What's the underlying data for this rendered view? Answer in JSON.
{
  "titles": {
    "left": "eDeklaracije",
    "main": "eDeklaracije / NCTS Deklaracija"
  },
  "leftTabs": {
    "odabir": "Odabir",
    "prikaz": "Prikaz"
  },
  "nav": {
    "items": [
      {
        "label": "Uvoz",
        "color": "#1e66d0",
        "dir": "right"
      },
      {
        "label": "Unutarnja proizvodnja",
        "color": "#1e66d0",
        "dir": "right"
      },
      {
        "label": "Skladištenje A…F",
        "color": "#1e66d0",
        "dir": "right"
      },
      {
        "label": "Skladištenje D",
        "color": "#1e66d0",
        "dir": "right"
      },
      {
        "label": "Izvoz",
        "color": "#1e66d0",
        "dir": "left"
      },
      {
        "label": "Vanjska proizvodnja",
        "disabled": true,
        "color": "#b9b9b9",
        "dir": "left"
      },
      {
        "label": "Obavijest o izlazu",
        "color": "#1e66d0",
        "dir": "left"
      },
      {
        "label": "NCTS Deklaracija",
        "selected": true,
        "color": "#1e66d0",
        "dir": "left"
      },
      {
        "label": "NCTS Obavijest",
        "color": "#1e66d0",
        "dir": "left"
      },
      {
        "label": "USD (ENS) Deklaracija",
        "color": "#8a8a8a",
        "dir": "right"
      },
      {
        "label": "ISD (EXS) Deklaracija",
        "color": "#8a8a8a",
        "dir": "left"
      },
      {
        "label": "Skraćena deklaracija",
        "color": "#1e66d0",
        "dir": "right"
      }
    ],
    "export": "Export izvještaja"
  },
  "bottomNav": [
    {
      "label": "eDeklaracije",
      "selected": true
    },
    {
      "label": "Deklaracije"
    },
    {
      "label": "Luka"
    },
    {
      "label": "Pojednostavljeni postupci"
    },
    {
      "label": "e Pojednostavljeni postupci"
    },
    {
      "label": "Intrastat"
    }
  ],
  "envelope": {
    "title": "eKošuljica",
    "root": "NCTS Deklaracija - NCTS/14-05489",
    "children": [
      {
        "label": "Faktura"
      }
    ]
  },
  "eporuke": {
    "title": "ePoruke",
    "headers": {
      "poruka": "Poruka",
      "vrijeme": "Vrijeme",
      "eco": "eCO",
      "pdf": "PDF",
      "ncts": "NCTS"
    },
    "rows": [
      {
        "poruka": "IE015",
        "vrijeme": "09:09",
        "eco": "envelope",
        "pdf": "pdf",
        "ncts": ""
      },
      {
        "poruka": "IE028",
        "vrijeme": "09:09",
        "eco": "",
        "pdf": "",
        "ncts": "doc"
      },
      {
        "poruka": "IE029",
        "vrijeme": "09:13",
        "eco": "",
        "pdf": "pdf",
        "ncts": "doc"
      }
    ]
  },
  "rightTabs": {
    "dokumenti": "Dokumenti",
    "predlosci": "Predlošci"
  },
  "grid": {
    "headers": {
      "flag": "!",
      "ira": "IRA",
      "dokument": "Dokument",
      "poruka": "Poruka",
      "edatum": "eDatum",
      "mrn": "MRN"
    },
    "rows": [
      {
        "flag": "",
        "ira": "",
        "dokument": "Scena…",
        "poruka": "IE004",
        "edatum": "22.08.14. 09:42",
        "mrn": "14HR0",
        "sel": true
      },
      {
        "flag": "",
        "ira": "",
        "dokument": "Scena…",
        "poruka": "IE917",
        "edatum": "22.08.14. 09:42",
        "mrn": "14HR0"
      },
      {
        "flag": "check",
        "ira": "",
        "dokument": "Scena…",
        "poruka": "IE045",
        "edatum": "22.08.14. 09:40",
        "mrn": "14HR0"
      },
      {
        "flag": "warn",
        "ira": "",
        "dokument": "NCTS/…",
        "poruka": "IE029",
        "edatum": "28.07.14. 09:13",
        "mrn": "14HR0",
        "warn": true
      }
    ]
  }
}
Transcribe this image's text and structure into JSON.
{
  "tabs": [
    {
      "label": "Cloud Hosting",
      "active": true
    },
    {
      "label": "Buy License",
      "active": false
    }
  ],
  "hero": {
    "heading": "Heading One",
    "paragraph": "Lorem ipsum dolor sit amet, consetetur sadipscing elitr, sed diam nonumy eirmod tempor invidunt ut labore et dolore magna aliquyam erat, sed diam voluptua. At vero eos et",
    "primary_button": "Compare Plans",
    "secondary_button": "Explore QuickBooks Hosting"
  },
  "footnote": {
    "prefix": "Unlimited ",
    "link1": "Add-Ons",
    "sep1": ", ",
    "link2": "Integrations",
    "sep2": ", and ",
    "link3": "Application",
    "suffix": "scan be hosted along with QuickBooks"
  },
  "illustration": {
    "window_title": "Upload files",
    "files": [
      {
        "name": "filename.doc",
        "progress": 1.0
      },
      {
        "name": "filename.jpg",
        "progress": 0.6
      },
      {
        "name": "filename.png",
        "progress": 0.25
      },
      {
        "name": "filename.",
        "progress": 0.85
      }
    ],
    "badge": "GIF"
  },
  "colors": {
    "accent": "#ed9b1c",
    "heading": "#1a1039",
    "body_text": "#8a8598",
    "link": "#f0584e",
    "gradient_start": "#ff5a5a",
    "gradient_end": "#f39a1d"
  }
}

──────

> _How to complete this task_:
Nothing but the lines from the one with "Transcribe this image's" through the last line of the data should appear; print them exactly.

> _Written reply_:
Transcribe this image's text and structure into JSON.
{
  "tabs": [
    {
      "label": "Cloud Hosting",
      "active": true
    },
    {
      "label": "Buy License",
      "active": false
    }
  ],
  "hero": {
    "heading": "Heading One",
    "paragraph": "Lorem ipsum dolor sit amet, consetetur sadipscing elitr, sed diam nonumy eirmod tempor invidunt ut labore et dolore magna aliquyam erat, sed diam voluptua. At vero eos et",
    "primary_button": "Compare Plans",
    "secondary_button": "Explore QuickBooks Hosting"
  },
  "footnote": {
    "prefix": "Unlimited ",
    "link1": "Add-Ons",
    "sep1": ", ",
    "link2": "Integrations",
    "sep2": ", and ",
    "link3": "Application",
    "suffix": "scan be hosted along with QuickBooks"
  },
  "illustration": {
    "window_title": "Upload files",
    "files": [
      {
        "name": "filename.doc",
        "progress": 1.0
      },
      {
        "name": "filename.jpg",
        "progress": 0.6
      },
      {
        "name": "filename.png",
        "progress": 0.25
      },
      {
        "name": "filename.",
        "progress": 0.85
      }
    ],
    "badge": "GIF"
  },
  "colors": {
    "accent": "#ed9b1c",
    "heading": "#1a1039",
    "body_text": "#8a8598",
    "link": "#f0584e",
    "gradient_start": "#ff5a5a",
    "gradient_end": "#f39a1d"
  }
}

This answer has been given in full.